Richard Avedon was the most famous fashion photographer in the world, but for much of his life struggled to be taken seriously as an art photographer.
“this isn’t the usual tearjerker cancer story. It is a gleefully offensive cancer story. It is the Blazing Saddles of cancer stories.”
In the Beat Generation tribe, Robert Frank was the odd man out.
“The way we conceive of art traditionally, and how it is intrinsically linked to drawing, design, and painting, owes its popularization, if not its origin, to Vasa
Ink & Paint, The Women of Walt Disney’s Animation by Mindy Johnson corrects the misguided perception regarding women’s lack of contribution to the animation industry.
“A corrective look at Leonardo’s first 27 professional years when he was snubbed, struggled, and departed Florence thwarted and penniless.”
Of Dogs and Other People: The Art of Roy De Forest does a wonderful job of presenting both the person of Roy De Forest and the artwork he created.
“a remarkable job of taming a wealth of loony and preposterous Dalian information into a fun, well presented, and entirely manageable package.”
In The Pen and the Brush, the versatile biographer Anka Muhlstein explores some of the complex and fascinating relationships that have existed between painters and novelists.
Gerhard Richter is a painter.
William Merritt Chase (1849–1916) is a pivotal figure in the history of American art.
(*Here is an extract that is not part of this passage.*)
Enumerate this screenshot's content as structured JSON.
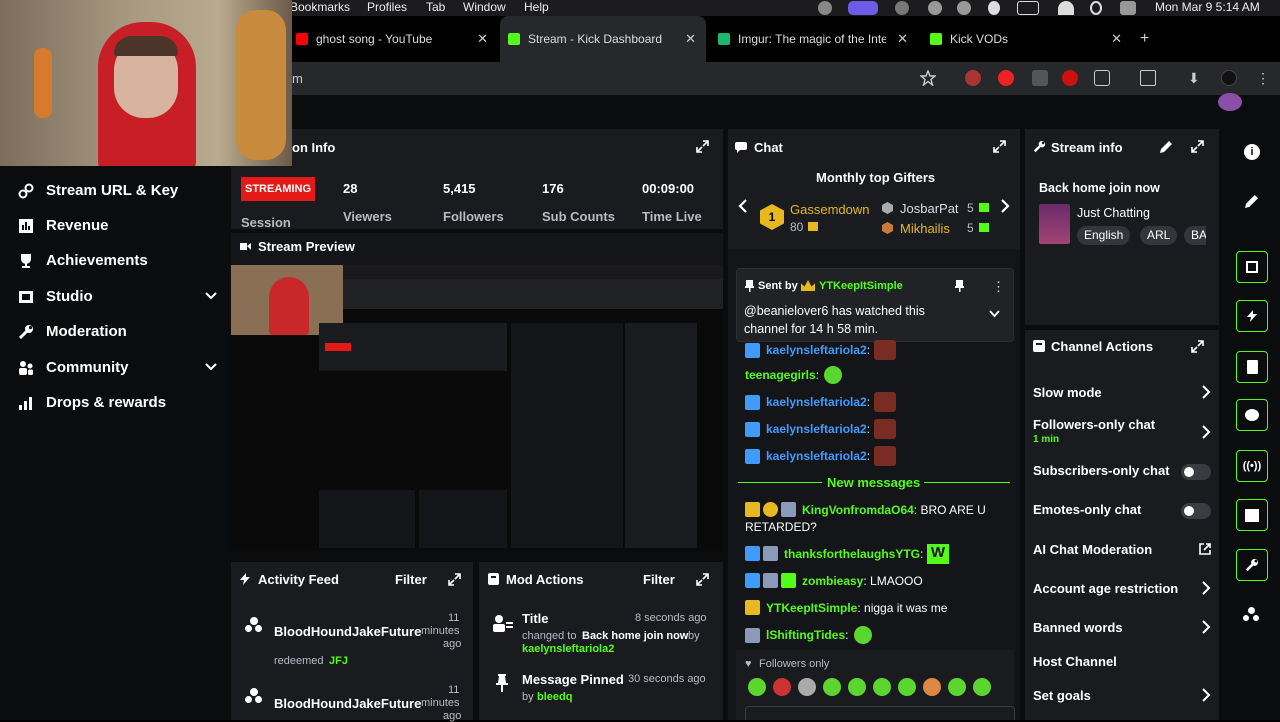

He was a contemporary of James Whistler and John Singer Sargent.
Journalist Tom Di Nardo started his career as a freelance critic at the Philadelphia Bulletin as a side gig to his day job and was later a longtime contributor the Philadelphia Daily N
“Ross King does an exemplary job of bringing Claude Monet back to life.”
Rachel Corbett is editor of Modern Painter magazine and her arts coverage appears in The New Yorker and The New York Times.
“an entirely convincing portrait of an entirely unconventional and brilliant individual.”
Richard Bellamy was the 60s visionary who championed the new wave of American abstract expressionists and who had the first eye for pop-art, minimalism, and performance happenings in the fabled Gre
Last year The New York Botanical Garden mounted an exhibit called “FRIDA KAHLO: Art, Garden, Life.” Frida Kahlo’s Garden is the book written to accompany the exhibit.
Hubert Robert may be the most famous artist you’ve never heard of. A-list fans like Louis XVI, Catherine the Great, and Voltaire clamored for his poetic views of architectural ruins.
This is the second in a series of books profiling Magnum photographers, the powerhouse that probably changed photography and photographers forever.
Call it an appreciation, a gathering, a do-it-yourself biography, what this amounts to is an authentic tribute to an important American poet.
In a blend of history, memoir, and travelogue, renowned ceramicist Edmund de Waal invites readers, artists, art critics, and the curious into his obsession with clay and its beauty from its genesis
Cindy Sherman is a unique artist whose photography distinguishes itself by her presence both in front of and behind the camera, as photographer and model, director and actor.
“This is a book to be inhaled not just read.”
“behind-the-scenes life of a working performer . . .”
“. . . the kind of book that provides endless possibilities in terms of multiple readings as it is a timeline, a diary, a love letter to the designer’s career.”